We would not be surprised if you sell some non-glamorous industrial product (eg. valves or switches.. with no offence to readers from these industries) and yet you have over 50% folks in the 18-34 age range as illustrated in the accompanying chart. This corroborates recent research by Google and Millward Brown on the changing face of B2B marketing.
Here we need to really understand the changing buying center. Imagine that a senior engineer is looking for a particular type of pneumatic valve for a plant extension. The senior engineer is also the manufacturing manager and has just hired several final year engineering students as interns (ages 18-24). As manufacturing manager, the executive has a lot of urgent issues to handle like failures in a particular machine, a quality complaint in a particular batch a brewing shop-floor labor dispute.All this apart from keeping organizational politics in control with folks above/parallel to him like the General Manager, the Cost Accountant, the Production Planning/Sales folks etc. In other words, the otherwise very powerful B2B decision maker (i.e. Senior Engineer/Manufacturing Manager) still has all the organizational drama to manage- that has not changed a whole lot even with the Internet.

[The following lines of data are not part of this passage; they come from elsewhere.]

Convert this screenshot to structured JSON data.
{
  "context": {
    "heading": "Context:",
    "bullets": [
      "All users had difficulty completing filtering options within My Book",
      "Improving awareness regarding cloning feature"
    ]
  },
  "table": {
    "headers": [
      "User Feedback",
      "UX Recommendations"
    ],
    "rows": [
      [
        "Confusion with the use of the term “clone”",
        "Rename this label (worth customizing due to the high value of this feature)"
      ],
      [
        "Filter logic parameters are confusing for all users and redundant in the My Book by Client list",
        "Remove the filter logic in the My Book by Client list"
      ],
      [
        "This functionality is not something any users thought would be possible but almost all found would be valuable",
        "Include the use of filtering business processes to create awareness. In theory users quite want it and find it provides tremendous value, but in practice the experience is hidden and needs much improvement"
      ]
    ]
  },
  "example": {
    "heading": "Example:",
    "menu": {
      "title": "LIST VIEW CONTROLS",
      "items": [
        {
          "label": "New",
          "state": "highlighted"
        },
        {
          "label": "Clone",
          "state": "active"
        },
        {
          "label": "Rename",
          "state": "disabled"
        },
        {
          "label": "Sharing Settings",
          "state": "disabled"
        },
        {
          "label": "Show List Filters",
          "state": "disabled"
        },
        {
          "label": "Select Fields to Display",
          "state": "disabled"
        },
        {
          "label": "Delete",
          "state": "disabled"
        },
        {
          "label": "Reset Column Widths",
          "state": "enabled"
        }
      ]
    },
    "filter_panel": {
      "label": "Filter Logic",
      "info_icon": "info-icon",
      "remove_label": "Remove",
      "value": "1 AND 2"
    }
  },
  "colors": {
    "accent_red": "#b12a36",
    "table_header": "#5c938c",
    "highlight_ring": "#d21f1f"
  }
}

So what does the Manufacturing Manager do? She/he calls in an engineering intern and assigns the research tasks of finding the best pneumatic valve for the new application in the plant extension. Now our intern is off to work and starts by Googling “pneumatic valve” because that engineering class seems so long ago… and so goes the research.
In a day or two the intern is ready with her/his research but the manufacturing manager is too busy to meet. Finally, a meeting occurs where the Supply Chain Manager is also present. There was a salesperson who had pitched to the Supply Department some time ago but details have got a little fuzzy for the Supply Manager – and the intern’s research seems rather solid. Everyone decides to go with asking for quotes with the top three on the intern’s research list. The salesperson who had actually met the procurement folks six months ago does not have a place in the top three brands being considered.
Perhaps the salesperson organization finds out eventually that they were not even considered. All because of younger members of the buying center who would research online from a desktop/laptop and yes from their mobile phones and the salesperson organization did not show up either on searching or via Ads on the Internet. About StratoServe Digital Marketing Services.